Source data:
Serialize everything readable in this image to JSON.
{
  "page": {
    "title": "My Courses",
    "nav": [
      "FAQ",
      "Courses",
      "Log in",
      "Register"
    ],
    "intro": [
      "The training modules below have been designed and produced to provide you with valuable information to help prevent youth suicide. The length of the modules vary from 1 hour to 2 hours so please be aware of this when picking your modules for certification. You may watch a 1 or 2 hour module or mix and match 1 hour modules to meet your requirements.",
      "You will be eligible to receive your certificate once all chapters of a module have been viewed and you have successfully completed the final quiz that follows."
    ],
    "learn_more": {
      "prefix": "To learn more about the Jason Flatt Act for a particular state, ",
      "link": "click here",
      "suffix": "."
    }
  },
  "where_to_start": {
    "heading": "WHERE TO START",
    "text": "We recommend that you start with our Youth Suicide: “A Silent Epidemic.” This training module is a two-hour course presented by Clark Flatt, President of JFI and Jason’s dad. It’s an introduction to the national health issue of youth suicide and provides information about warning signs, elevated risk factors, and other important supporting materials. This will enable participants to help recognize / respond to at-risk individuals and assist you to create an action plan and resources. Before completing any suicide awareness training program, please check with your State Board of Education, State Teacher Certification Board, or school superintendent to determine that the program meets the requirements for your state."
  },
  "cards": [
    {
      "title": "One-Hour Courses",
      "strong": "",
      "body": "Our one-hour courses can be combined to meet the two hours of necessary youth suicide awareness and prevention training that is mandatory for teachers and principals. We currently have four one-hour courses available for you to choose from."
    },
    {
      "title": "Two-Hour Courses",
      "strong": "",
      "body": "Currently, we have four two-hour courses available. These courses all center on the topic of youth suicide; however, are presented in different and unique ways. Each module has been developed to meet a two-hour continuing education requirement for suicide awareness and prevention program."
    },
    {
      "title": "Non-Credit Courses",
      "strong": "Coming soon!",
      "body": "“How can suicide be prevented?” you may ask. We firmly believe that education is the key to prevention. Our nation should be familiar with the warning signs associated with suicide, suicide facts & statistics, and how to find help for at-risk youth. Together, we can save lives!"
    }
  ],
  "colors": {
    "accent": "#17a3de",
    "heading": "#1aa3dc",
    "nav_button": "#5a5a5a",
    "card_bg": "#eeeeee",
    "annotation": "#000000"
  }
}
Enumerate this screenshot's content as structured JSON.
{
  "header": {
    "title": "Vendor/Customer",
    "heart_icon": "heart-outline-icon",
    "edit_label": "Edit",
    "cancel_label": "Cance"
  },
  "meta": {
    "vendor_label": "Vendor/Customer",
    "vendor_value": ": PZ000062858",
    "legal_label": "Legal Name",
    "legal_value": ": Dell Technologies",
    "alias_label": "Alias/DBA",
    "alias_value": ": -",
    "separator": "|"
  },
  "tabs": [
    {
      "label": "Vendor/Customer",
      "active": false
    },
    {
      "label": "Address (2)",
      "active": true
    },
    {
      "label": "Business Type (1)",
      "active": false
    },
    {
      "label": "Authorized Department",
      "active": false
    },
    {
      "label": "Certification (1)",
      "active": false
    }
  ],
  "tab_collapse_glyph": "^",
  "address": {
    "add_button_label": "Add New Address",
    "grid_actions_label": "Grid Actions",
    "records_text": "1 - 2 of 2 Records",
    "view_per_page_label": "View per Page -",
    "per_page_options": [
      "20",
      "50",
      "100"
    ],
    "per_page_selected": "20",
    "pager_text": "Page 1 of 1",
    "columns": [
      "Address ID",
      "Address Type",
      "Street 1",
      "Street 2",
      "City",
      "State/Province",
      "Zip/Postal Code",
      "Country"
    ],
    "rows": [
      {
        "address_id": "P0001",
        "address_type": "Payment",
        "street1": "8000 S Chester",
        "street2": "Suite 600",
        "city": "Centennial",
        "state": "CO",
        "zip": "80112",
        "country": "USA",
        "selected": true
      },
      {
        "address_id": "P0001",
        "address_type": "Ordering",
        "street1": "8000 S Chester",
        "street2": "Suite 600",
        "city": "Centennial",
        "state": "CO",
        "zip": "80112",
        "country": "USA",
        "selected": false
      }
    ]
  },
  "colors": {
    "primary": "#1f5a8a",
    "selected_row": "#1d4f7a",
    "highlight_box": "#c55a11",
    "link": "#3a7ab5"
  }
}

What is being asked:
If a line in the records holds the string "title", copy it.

Answer section:
    "title": "My Courses",
      "title": "One-Hour Courses",
      "title": "Two-Hour Courses",
      "title": "Non-Credit Courses",
    "title": "Vendor/Customer",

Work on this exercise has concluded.